Interface dataset entries ::
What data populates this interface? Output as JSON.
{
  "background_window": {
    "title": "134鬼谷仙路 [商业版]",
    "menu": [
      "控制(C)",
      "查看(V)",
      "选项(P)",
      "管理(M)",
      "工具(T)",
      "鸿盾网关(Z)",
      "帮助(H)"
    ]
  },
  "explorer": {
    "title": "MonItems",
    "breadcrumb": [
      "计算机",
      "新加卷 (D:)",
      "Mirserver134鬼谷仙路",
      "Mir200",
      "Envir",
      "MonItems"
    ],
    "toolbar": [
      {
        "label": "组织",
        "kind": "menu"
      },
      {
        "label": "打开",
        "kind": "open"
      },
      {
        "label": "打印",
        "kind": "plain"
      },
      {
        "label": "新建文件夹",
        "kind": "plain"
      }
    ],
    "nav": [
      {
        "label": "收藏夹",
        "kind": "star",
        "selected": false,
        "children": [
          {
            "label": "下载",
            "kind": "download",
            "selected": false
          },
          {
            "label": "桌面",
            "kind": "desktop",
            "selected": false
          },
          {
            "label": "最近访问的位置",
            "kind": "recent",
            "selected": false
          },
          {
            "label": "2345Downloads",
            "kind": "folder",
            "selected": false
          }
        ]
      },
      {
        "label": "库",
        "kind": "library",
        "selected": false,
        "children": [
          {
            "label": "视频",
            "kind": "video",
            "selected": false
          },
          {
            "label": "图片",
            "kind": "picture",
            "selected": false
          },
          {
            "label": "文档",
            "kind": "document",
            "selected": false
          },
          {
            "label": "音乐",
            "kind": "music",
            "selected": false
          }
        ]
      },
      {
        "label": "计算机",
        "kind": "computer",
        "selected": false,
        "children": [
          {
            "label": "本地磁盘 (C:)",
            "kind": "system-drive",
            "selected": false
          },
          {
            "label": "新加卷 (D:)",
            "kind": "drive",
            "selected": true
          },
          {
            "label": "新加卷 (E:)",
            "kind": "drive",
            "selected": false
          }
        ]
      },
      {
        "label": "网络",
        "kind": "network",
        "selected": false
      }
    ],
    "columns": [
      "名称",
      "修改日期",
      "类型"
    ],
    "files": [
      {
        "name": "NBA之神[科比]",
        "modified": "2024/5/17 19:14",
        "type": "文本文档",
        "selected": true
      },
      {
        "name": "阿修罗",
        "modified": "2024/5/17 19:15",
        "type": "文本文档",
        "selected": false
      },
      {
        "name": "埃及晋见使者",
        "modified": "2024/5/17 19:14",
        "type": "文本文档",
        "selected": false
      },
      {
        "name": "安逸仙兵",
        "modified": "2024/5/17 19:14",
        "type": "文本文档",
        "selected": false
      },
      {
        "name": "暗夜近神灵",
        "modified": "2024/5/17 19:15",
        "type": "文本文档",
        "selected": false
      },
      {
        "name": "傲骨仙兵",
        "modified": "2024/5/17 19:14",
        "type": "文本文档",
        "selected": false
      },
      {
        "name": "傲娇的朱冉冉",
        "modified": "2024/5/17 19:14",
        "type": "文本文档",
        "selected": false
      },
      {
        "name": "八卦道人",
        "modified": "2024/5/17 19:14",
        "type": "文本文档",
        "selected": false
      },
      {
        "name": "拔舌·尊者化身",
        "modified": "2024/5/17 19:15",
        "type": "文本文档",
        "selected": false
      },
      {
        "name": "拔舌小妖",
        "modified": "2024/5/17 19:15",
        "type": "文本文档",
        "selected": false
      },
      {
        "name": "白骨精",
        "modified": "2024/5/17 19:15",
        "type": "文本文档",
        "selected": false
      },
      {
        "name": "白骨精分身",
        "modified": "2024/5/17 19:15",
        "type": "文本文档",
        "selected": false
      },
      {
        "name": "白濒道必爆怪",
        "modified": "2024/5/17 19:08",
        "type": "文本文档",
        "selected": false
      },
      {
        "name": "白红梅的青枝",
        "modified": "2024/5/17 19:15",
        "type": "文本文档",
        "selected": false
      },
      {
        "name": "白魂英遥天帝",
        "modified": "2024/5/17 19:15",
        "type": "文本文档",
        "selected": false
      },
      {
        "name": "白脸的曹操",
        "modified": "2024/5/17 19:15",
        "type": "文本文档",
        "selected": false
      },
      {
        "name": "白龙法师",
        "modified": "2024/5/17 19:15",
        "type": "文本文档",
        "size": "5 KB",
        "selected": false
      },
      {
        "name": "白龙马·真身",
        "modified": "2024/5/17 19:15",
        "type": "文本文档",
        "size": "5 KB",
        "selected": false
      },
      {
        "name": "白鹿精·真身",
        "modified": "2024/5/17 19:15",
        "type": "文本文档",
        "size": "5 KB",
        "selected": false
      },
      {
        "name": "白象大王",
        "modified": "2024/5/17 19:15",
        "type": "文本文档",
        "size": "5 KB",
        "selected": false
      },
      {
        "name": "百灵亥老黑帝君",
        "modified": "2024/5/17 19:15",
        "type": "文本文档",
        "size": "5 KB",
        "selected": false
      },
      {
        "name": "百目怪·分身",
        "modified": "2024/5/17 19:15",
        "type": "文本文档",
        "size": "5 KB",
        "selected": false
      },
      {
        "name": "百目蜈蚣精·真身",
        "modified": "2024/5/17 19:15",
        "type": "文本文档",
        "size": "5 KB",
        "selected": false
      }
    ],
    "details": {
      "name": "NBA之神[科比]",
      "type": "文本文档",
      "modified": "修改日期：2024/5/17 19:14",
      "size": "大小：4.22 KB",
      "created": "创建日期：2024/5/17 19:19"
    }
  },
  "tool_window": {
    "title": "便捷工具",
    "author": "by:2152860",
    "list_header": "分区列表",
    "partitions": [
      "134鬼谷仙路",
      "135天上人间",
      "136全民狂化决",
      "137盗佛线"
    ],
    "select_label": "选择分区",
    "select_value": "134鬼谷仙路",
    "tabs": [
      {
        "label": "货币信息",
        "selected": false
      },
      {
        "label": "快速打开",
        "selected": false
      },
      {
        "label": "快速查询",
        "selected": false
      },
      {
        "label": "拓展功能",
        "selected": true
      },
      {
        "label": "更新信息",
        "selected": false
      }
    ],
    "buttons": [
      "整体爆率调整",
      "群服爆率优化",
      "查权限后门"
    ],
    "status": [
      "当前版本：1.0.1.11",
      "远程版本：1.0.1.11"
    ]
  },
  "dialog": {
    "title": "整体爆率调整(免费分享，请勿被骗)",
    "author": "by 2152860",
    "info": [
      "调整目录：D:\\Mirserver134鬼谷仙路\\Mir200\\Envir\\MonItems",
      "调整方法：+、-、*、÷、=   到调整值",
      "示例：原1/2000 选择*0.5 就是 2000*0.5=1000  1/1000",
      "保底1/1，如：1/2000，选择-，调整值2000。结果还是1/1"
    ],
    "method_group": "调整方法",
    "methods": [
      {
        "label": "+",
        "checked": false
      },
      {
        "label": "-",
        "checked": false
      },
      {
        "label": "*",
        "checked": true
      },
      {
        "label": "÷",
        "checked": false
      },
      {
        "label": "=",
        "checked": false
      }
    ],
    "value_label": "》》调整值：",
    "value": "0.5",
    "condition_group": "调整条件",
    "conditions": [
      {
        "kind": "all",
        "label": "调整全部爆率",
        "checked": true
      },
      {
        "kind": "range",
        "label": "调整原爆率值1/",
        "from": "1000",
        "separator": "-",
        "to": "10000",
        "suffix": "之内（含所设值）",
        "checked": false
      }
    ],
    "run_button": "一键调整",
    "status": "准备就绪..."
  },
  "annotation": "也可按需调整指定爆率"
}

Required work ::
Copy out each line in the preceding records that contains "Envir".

Worked solution ::
      "Envir",
      "调整目录：D:\\Mirserver134鬼谷仙路\\Mir200\\Envir\\MonItems",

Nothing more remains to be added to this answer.